**Required action**
Write out every line below that includes the word "HARTQA".

**App and web page records**
*** Begin section ***

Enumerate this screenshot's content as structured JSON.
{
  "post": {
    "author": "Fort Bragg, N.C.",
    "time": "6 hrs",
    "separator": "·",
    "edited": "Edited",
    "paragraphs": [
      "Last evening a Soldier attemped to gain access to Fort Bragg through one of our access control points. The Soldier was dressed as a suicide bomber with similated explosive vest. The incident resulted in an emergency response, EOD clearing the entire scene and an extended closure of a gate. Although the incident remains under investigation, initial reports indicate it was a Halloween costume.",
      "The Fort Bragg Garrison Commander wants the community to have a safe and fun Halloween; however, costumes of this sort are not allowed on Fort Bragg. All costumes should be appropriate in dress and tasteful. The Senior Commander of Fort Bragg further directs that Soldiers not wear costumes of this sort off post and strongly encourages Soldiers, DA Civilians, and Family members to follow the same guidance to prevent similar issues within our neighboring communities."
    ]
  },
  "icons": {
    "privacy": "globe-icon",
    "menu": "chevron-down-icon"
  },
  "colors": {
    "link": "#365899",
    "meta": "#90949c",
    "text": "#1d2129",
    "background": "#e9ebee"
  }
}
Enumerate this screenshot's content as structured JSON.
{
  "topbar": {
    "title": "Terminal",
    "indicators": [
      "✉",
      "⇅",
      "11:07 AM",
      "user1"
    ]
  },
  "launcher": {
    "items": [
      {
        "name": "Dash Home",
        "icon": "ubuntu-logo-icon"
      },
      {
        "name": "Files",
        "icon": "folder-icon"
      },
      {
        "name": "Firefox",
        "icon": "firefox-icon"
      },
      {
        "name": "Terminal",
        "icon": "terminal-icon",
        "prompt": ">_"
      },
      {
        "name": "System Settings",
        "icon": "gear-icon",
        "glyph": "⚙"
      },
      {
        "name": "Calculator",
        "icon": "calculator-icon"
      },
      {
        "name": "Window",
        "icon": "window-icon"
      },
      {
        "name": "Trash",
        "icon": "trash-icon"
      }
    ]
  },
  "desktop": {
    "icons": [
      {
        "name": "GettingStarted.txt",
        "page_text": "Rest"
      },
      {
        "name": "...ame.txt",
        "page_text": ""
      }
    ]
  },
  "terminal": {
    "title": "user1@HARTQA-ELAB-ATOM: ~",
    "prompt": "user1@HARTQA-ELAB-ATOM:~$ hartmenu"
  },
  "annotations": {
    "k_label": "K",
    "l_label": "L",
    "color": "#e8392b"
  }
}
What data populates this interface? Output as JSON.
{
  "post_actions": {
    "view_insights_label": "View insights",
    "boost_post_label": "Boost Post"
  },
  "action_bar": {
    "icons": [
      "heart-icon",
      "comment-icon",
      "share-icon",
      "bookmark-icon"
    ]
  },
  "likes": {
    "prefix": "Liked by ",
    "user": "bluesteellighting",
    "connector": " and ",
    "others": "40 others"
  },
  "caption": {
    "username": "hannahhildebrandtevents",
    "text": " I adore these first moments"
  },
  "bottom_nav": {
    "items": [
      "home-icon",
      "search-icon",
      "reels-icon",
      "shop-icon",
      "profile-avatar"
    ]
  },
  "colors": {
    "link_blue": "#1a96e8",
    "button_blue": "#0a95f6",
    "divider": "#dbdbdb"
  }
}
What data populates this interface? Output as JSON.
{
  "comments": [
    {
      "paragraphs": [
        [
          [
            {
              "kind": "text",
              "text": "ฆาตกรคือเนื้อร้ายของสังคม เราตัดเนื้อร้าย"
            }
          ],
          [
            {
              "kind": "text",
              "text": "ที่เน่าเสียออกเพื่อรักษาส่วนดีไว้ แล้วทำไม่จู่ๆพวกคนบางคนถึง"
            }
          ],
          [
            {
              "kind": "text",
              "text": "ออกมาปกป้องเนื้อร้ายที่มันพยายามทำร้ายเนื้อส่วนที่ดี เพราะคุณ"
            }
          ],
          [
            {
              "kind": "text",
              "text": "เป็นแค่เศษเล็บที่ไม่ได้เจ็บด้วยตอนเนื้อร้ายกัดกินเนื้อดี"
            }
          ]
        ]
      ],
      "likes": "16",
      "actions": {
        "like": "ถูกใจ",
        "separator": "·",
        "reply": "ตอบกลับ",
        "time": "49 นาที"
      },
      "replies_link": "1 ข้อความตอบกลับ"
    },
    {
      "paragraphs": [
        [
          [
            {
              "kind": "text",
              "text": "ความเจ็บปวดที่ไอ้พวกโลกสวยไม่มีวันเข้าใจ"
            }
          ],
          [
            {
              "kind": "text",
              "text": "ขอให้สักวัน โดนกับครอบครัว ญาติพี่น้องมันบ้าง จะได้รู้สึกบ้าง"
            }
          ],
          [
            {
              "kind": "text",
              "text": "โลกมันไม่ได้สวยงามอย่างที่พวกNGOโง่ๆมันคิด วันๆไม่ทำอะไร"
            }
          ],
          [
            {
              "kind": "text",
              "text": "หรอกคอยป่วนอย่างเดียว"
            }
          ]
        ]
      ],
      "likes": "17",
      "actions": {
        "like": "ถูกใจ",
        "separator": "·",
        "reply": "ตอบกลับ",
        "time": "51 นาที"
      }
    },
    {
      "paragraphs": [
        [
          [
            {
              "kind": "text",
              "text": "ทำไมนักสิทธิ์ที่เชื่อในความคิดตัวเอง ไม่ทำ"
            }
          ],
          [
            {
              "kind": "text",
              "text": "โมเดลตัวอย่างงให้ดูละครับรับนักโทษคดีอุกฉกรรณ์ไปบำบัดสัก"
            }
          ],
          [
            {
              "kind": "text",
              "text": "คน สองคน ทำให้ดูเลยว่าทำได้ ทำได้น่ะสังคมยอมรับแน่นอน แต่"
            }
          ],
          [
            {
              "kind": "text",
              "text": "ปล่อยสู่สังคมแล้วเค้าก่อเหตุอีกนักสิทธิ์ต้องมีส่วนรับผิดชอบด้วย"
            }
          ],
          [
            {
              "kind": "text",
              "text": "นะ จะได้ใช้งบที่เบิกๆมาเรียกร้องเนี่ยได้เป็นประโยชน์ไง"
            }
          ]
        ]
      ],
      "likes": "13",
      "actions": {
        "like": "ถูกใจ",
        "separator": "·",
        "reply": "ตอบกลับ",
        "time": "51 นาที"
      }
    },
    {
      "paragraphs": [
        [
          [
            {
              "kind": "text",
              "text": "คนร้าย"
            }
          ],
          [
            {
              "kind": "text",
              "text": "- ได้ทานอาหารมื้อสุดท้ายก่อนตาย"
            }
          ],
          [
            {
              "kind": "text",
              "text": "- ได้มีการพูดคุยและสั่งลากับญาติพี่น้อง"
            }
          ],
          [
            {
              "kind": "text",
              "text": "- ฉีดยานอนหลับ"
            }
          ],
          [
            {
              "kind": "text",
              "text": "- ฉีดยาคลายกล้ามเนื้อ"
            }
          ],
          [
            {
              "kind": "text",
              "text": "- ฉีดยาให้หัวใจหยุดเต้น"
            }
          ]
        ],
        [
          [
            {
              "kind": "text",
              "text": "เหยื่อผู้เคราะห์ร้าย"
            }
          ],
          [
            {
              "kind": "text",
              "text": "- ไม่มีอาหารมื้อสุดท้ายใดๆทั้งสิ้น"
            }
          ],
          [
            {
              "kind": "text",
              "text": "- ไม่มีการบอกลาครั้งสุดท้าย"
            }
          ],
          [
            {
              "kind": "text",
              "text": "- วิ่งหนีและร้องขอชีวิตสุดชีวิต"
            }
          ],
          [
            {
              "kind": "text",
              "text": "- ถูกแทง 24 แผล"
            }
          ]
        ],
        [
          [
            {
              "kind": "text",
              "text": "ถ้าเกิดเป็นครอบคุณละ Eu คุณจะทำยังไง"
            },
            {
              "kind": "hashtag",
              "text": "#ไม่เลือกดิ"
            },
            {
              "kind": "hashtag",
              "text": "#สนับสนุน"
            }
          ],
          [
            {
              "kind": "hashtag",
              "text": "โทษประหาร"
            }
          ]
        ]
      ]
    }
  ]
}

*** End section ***

**Task response**
    "title": "user1@HARTQA-ELAB-ATOM: ~",
    "prompt": "user1@HARTQA-ELAB-ATOM:~$ hartmenu"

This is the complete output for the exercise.